In software development QC may run a test, generate a bug-report, then return the code to the dev team to fix. Essentially, this is very different than testing the widget for spec at the end of assembly. In manufacturing, a defective widget wouldn’t get placed back into the middle of the assembly line for reworking — it would simply get discarded or recycled.
Now that you know a bit of the history of QA and QC, you can see how translation from a linear to iterative model gives rise to confusion.

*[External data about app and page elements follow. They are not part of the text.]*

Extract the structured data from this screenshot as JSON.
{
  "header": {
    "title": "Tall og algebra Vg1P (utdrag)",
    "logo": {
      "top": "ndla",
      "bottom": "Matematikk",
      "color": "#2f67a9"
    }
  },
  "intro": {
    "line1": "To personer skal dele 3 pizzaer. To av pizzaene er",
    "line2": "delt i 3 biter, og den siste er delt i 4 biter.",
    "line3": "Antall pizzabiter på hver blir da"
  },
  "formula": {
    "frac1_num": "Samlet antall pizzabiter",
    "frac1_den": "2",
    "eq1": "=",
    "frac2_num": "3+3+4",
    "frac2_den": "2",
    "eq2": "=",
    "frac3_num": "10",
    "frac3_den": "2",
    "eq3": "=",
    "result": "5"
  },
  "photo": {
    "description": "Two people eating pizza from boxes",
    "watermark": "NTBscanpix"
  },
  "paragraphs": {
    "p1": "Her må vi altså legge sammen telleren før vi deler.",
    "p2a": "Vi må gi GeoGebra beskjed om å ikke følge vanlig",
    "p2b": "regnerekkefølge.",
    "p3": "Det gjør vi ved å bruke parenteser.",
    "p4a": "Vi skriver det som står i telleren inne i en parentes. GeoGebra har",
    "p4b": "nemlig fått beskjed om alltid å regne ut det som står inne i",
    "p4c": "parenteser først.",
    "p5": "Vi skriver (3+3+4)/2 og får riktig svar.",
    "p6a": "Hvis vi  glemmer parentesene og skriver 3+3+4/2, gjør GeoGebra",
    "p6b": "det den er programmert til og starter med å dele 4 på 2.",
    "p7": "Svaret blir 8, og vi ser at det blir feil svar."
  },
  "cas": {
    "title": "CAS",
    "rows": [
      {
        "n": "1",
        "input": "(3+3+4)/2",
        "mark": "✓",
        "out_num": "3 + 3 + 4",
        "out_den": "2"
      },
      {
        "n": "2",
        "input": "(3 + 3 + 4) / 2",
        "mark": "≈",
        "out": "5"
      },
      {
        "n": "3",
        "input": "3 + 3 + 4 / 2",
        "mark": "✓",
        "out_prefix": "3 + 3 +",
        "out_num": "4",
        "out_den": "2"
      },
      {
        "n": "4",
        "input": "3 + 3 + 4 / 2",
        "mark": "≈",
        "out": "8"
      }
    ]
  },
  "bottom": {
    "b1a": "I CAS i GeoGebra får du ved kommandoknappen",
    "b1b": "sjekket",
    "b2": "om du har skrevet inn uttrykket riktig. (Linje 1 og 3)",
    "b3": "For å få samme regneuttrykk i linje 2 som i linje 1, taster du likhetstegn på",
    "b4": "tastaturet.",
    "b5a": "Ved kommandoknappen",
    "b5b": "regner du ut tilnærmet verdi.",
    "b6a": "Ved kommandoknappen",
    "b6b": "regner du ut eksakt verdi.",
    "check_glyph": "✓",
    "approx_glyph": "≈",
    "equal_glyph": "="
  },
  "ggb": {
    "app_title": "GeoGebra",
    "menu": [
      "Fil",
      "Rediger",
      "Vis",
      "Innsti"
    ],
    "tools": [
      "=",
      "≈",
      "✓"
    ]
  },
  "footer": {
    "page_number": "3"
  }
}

It can help to think of the differences like this:
Quality Control vs. Quality Assurance
|Quality Assurance||Quality Control|
|A proactive process||A reactive process|
|Focuses on defect preventions||Focuses on defect identification|
|Plans to avoid anticipated defects||Finds and reports defects|
|A process bases approach||A product based approach|
|Manages quality||Verifies quality|
The agile methodology has made the distinction between quality assurance and quality control more important because you need QA to develop the quality processes early on so that QC can be better equipped to respond to agile demands.
Quality Assurance in the Agile Ecosystem
Now that we’ve looked at history’s influence on our understanding of the quality assurance and quality control processes, it’s easy to see how their initial use in a linear manufacturing environment caused confusion in an iterative software development ecosystem. You also might be thinking ecosystem a strange word to use when talking about software development, but if you consider the concept for a moment, it’s extremely apt.
Agile development demands rapid and flexible response to change. The ‘ecosystem’ of the Agile software dev process is rapidly iterative, and advocates for adaptive planning, evolutionary development, early delivery, and continual improvement. These processes — the structuring of requirements and solutions — evolves through collaboration of self-organizing and cross-functional teams.
Today’s lucrative digital offerings have one thing in common. They no longer take months or years to develop and deploy, let alone rely on user feedback as a means of QC. Today, web and mobile apps are updated weekly and monthly. Large corporations push fixes to their websites daily. From business requirements to user stories to test cases, development and maintenance in the iterative Agile ecosystem requires a solid QA strategy to shepard the processes.